### Work instruction:
Look through the records and report how many lines include the word "date", with no other words.

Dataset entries

"""

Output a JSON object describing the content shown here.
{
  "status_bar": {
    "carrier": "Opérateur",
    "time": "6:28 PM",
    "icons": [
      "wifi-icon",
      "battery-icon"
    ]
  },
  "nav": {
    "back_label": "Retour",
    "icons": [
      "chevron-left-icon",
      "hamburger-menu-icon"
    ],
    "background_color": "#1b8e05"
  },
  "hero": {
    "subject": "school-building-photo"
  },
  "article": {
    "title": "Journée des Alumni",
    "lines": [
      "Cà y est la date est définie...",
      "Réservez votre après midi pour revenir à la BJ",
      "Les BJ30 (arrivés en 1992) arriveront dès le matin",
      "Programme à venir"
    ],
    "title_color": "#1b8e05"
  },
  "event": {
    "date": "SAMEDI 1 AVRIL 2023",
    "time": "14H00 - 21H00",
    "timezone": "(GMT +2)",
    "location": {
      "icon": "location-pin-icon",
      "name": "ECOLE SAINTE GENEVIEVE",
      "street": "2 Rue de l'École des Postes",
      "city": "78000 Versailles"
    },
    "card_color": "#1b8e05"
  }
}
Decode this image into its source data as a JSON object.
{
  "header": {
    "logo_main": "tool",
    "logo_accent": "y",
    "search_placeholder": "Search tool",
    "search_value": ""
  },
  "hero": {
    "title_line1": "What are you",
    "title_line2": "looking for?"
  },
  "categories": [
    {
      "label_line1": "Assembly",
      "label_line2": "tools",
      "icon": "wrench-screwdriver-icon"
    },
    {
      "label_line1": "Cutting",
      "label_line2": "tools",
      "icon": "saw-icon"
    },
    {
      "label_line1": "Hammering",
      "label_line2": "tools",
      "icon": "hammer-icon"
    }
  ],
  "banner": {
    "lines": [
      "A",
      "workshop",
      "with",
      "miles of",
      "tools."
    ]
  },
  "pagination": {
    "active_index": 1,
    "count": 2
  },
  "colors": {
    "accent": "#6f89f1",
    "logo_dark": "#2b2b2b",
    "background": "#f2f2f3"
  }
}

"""

### Solution for this problem:
2